A life-size dinosaur peeks through a window of the massive Children’s Museum of Indianapolis, where kids are invited to listen to, touch, and climb the exhibits. The five floors are packed with so many fun exhibits that kids won’t even realize they’re learning while they play. Kids will want to spin on the 1917 Broad Ripple Park Carousel, build toy boats to float along the waterway at ScienceWorks, and spend a day with the dinos at Dinosphere, a sound-and-light experience that travels back in time to the late Cretaceous Period 65 million years ago. Outdoor exhibits include the Avenue of Champions with statues of 16 heroes from sporting history, a mini speedway with pedal race cars, and the climbable 25-meter Fantasy Tree House of Sports.
Shoot around the Bottleworks District
the boutique Bottleworks Hotelan Art Deco gem that once housed the offices of Coca-Cola companies, the walkable 12-acre centers Bottleworks District† The recently restored district was the largest Coca-Cola bottling plant in Indiana before closing in 1964. The Garage Food Hall, the city’s first food hall and community-oriented marketplace with 20 independent local and regional vendors, is housed in two former van garages. Catch an indie movie on the Living room Theater or challenge friends to a game of table football, pinball or duckpin at Pins mechanical company† get a Lime scooter share so you can ride through the chic food and shopping center on wheels.
Visit the studios and meet the artists of the Circle City Industrial Complex

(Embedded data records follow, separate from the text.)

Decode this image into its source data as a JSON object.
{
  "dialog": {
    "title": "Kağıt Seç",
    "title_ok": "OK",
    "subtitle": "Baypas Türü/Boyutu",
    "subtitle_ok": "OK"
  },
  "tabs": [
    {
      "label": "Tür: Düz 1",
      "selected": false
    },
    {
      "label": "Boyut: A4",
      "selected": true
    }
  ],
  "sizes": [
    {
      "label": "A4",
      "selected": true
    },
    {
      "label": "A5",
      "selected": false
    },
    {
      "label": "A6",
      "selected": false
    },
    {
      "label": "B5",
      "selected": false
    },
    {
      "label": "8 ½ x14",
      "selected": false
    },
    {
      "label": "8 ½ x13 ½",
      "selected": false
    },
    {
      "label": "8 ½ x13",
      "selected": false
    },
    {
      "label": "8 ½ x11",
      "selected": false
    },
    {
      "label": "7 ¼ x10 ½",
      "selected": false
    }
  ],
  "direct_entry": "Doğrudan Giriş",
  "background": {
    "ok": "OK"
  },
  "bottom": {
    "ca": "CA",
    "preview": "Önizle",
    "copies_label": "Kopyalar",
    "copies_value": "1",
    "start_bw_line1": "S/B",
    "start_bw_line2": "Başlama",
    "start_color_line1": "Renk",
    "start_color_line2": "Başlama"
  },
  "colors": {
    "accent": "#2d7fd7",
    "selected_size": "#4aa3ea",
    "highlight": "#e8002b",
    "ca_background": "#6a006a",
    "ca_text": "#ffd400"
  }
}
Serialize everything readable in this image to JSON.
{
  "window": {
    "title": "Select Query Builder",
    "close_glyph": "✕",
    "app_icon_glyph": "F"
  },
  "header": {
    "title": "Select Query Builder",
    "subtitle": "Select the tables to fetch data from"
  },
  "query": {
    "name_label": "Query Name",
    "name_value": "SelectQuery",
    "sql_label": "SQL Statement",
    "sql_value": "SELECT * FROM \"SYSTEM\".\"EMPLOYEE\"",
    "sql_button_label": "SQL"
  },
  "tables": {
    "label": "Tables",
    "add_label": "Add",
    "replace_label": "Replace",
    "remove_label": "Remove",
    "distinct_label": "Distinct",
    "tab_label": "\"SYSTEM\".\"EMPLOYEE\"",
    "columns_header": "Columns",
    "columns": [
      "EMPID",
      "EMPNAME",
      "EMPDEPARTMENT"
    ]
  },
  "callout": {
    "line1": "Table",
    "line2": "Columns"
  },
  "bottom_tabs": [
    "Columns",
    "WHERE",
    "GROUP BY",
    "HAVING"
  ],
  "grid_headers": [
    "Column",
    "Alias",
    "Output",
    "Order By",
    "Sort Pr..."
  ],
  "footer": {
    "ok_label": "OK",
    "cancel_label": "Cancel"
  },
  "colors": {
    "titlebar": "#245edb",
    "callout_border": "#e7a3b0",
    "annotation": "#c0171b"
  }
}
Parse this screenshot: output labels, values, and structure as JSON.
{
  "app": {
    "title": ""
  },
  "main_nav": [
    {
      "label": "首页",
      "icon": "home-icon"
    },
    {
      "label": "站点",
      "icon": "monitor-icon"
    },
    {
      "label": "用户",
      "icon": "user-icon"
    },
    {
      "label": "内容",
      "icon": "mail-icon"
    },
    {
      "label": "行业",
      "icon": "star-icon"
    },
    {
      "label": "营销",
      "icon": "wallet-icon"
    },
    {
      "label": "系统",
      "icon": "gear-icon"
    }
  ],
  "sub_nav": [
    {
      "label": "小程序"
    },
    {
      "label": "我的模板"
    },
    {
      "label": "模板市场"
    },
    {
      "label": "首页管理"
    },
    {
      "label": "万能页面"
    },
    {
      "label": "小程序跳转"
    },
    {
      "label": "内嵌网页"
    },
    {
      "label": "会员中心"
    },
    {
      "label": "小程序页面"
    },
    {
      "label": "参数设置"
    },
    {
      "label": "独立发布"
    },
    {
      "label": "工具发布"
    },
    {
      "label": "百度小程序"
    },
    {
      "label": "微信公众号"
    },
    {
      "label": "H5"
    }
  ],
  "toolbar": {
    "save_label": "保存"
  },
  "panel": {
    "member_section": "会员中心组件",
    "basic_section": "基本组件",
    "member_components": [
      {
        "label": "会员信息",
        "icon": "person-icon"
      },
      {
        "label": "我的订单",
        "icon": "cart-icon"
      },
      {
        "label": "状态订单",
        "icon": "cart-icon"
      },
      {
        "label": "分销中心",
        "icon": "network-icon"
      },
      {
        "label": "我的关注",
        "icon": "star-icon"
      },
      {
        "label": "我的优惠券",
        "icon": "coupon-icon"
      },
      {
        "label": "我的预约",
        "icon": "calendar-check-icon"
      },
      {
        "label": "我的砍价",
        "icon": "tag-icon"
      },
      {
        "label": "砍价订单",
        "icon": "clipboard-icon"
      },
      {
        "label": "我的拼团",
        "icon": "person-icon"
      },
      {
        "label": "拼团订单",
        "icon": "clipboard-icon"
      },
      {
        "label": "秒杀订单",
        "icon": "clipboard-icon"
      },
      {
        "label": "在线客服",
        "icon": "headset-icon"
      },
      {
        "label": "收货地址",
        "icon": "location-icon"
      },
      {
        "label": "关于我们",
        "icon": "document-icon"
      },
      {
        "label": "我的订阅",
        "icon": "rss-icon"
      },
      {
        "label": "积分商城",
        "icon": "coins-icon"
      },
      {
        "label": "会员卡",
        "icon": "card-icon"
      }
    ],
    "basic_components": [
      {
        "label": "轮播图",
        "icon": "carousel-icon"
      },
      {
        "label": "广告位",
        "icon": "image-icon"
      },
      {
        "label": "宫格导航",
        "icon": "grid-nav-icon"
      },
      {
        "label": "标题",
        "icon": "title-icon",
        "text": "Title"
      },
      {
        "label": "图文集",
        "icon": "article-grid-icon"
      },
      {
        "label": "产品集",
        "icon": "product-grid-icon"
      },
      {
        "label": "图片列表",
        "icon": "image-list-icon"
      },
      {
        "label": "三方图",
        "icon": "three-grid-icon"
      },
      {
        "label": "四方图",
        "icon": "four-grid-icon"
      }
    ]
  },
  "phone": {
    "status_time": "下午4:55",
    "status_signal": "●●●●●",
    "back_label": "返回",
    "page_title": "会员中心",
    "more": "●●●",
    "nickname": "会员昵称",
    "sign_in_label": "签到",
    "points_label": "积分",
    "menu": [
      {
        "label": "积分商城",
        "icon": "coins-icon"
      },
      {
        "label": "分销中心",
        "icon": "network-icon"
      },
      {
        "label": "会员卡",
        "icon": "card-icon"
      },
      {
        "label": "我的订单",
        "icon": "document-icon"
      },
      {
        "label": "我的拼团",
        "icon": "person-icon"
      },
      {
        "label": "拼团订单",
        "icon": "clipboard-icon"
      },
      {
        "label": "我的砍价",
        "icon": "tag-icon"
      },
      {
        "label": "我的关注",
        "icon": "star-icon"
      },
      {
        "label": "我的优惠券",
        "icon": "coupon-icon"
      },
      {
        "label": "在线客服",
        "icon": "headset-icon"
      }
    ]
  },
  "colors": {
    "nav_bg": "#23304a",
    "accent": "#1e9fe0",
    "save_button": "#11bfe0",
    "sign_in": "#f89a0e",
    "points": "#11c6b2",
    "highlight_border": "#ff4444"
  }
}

Indianapolis’ largest and arguably most vibrant artist community spans the half-million-square-foot Circle City Industrial Complex (CCIC). Once upon a time, the Schwitzer Corporation, an early auto parts manufacturer, produced turbochargers here; today artists work and collaborate in the vast space. Every first Friday, the CCIC hosts an open studio event, inviting visitors to interact with local artists through special exhibitions, installations, and live art-making events. Enjoy a precision-engineered craft beer in the dog-friendly Centerpoint Brewingwhere a 30 barrel brewing system produces 3000 barrels per year, or a cocktail of 8th Day Distillery, makers of gin, rum and even absinthe. Or play a round of the newfangled sport of fowl – a boisterous game that combines soccer, bowling and cornhole – at Fowling Warehouse† The first person to knock over an opponent’s 10 pins (positioned in a typical bowling layout) with a football wins.